Finally, we strove for the inclusion of stringent provisions on nanomaterials.
Did other MEPs accept the Greens' position?
The Greens succeeded in establishing a proper framework for future restrictions on hazardous substances in EEE separate from the regular procedure defined under the Regulation on chemicals and their safe use (REACH).
We defended the inclusion of a reference to three phthalates and one brominated flame retardant, to be prioritised in the next review.
We also managed to prompt a re-investigation of some previously assessed substances (including PVC and halogenated flame retardants) and successfully defended limited exemption criteria.
Finally, we succeeded in introducing a specific mention that nanomaterials will be looked at specifically in the context of future reviews of restrictions.
Which points did the Greens lose?
The Greens were unable to go even further and secure the phasing out of hazardous substances like PVC and halogenated flame retardants in EEE because the EPP, ALDE and S&D all opposed this, defending different substances, probably prompted by industry lobbyists.
Opposition from the Council also prevented us from securing strong provisions on nanomaterials (including bans on the use of nanosilver and carbon nanotubes, the introduction of a notification scheme for nanomaterials used in EEE, and stringent labelling requirements).
Finally, we failed to secure an outright ban on nanomaterials (some of which are associated with health risks), in EEE, even though their impact on health has not yet been fully researched.
Procedure:Ordinary legislative procedure
Lead MEP:Jill Evans (GREENS/EFA)
Green MEP responsible:Jill Evans
Staff contact:Axel Singhofen (Email)
Outcome of the vote

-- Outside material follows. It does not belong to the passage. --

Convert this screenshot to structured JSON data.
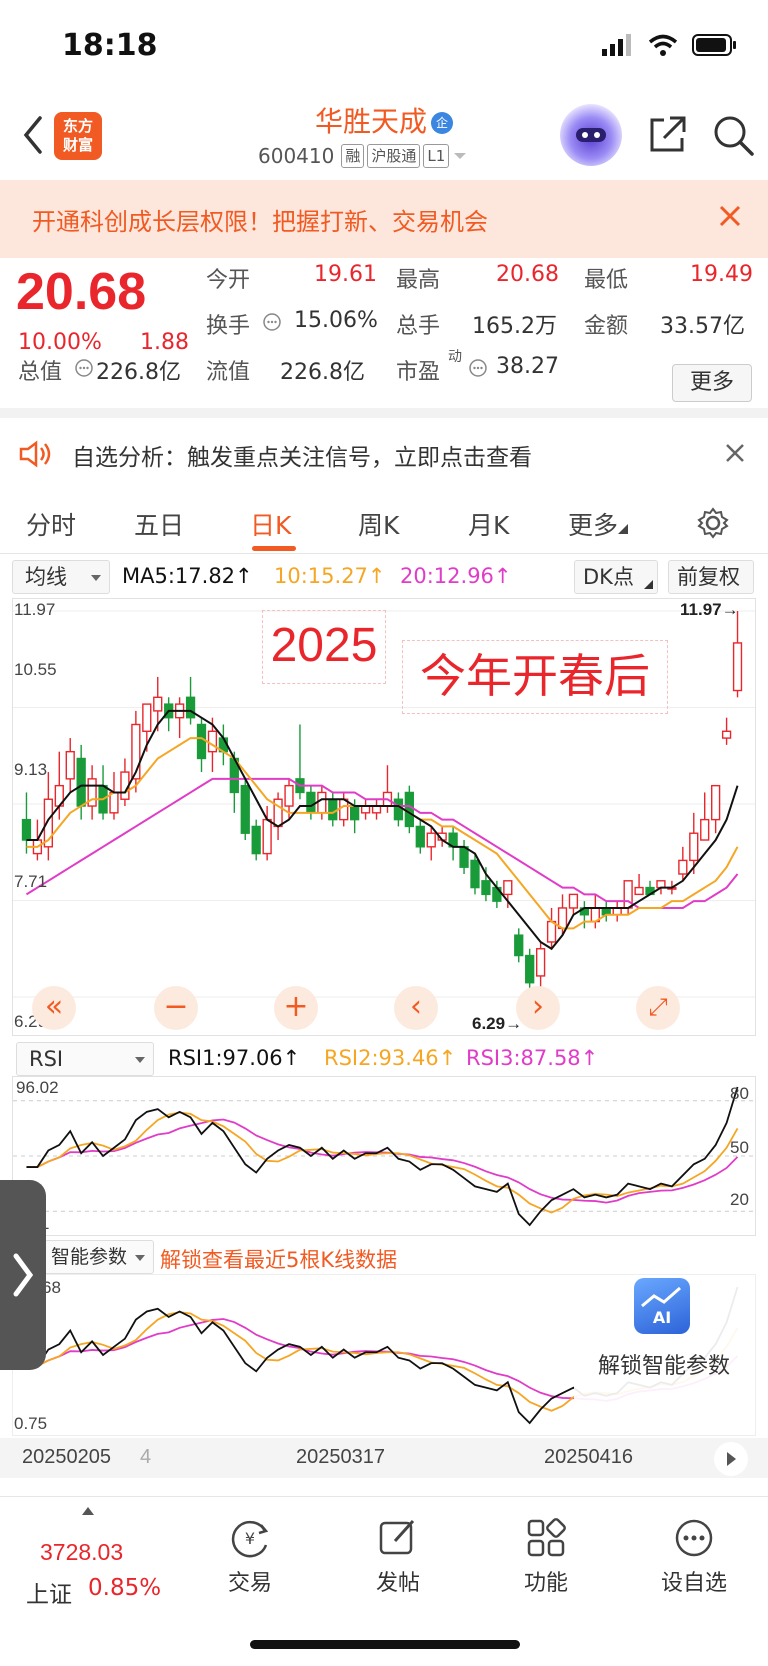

Below you find the results of the final vote in plenary. How did the political groups vote? What about national delegations? And what was the position of your MEP?